Coming late to the party isn’t such a bad thing if you arrive in an electric vehicle. Being a startup in the world of automakers may make it easier to jump on the EV bandwagon. Legacy companies must retrofit plants (General Motors and Ford), redesign popular models (Ferrari, Toyota, Volkswagen, Kia, Mazda, Subaru), and/or completely reinvent their platform to be all-electric ASAP (Jaguar, Volvo, Mercedes-Benz, Audi, Lamborghini).
Startups, on the other hand, have been growing up alongside the climate awareness that was accelerated by the pandemic. As such, these companies aren’t reinventing the wheel so much as pairing it with the latest eco-friendly technology. They can focus on the try-fail-move-forward-faster approach that drives innovation. Cases in point: Canoo, Fisker, Foxconn, Lucid and Rivian are either planning to build, already building or adding to their fairly new plants.
Amped Up: Legacy auto makers must retrofit plants and redesign popular models to be all-electric ASAP.

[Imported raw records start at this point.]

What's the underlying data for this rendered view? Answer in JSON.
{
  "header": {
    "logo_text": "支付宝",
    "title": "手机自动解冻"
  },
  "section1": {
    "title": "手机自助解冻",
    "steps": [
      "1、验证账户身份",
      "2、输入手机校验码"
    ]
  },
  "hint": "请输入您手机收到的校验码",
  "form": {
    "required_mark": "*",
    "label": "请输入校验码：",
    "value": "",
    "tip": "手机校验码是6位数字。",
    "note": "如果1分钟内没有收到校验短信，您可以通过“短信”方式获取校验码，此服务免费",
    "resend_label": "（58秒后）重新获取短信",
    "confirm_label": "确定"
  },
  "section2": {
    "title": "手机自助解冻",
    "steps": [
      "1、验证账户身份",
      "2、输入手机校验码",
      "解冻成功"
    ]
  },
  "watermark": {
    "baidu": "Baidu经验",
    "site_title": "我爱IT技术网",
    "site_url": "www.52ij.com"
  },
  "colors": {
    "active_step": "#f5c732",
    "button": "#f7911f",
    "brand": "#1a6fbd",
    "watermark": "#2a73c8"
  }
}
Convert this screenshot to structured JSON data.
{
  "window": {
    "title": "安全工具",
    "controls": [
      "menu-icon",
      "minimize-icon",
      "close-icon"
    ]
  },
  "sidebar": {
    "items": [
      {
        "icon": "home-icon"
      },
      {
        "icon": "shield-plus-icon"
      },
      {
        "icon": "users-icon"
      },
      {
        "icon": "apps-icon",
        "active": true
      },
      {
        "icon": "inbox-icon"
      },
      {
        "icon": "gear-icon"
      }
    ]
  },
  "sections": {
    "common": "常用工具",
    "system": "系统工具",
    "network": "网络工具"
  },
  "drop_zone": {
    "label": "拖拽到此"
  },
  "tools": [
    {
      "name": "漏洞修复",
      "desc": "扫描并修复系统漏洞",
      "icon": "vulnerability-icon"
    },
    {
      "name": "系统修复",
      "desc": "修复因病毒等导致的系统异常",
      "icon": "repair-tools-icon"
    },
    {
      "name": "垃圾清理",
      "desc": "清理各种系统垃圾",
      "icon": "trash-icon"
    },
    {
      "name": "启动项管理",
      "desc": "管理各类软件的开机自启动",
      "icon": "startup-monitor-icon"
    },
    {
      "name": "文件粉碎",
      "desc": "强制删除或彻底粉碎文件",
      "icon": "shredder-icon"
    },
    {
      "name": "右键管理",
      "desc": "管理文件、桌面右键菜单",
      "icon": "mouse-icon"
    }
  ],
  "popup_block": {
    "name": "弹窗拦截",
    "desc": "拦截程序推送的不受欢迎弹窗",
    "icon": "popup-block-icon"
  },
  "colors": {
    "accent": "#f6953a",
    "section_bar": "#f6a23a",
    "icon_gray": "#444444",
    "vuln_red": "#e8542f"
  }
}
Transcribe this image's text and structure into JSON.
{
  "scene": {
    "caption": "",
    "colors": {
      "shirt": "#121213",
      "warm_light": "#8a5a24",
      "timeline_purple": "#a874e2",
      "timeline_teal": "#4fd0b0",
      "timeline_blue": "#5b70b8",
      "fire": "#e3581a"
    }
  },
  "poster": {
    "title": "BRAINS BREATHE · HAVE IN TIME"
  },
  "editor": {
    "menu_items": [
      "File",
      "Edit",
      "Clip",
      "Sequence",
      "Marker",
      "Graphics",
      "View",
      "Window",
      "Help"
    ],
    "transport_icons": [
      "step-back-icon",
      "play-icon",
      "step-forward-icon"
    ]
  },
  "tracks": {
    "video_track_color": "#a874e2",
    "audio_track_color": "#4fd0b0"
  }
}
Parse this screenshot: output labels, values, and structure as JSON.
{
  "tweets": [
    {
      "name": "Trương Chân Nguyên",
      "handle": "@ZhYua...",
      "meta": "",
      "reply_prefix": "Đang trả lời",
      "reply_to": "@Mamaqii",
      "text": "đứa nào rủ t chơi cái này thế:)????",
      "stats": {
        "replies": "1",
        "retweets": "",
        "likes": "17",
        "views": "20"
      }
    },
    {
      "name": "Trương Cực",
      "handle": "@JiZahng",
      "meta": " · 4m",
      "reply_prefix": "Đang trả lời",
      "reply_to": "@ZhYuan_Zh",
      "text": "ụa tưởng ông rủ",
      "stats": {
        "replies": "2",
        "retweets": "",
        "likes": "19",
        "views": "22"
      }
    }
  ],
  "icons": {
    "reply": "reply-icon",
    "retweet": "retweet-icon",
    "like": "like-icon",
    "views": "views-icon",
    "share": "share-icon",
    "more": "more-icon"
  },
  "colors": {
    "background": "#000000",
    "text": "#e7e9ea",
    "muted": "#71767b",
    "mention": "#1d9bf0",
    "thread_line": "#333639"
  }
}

Furthermore, recent comers have no C-suite heartstrings (or purse strings) invested in petroleum-fueled products: Their “baby” has always been electric, so no need to “sell” shareholders or one another on making a change. Plus, their reasonable IPO prices are attracting savvy investors. Tesla stock has been dubbed overvalued, and lists of “cheap” EV stocks are being offered. For now, the more established all-EV makers are leading the way in sales over mature brands: Of the top 10 bestselling electric vehicles for the first seven months of 2021, four are made by Tesla.
Is all of this to say that startups have the advantage over legacies? Not by a long shot. As in any type of evolution, those who adapt will win the day and, as it turns out, maybe even save the whole darn planet.
Well-established companies have many things startups lack, including industry relationships, ample capital and huge R&D teams. Many carmakers are following the lead of Big Pharma, which partnered with frenemies in 2020 in pursuit of vaccines and therapeutics to fight the pandemic. Joining corporate forces against a global catastrophe is not only good business, it’s great PR. A Harris Poll showed that more people had a favorable opinion of drugmakers (62%, up from 32%) after their COVID-19 collaborations.
Motor Trending: Japan’s Honda is partnering with American icon GM to build Honda EV crossovers.
Earlier this year, Japan’s Honda—the world’s largest engine maker—announced a partnership with GM to build Honda EV crossovers (including one under Honda’s upscale Acura badge), with GM supplying its Ultium battery platform. Honda also shifted its former head of R&D, Toshihiro Mibe, into the role of CEO to accelerate the revolution. Other new dance partners include German Volkswagen AG and Ford, and the French PSA Group (aka Peugeot S.A.) and Italy’s Fiat Chrysler, which are now called Stellantis.
Representatives of Ford, GM and Stellantis—half of each of the three pairs—were literally standing behind President Biden in August as he stated the goal of having EVs compose at least 50% of U.S. car sales by 2030.
The world is rushing to install the charging stations needed to spark real consumer change. Meanwhile, GM is using gas-guzzler sales to fuel innovation. “When you look at our internal combustion business, we are…in a place where we can be investing more in electric and autonomous vehicles,” GM’s Mary T. Barra, the industry’s first female CEO, told The New York Times. “We think we can grow as we make this transition.”
Tesla is taking a different route, offering free installation and maintenance of its Superchargers on commercial property as a lure for well-heeled consumers and a means of sparking proprietary plug-in sites.
Still, as scientists have long said, the time is now. As of July 2021, China was cornering the global supply chain for electric vehicles and their batteries, and the European Commission had announced an outright ban of the internal combustion engine by 2035. Automakers had best put the pedal to the metal if they hope to stay in the race.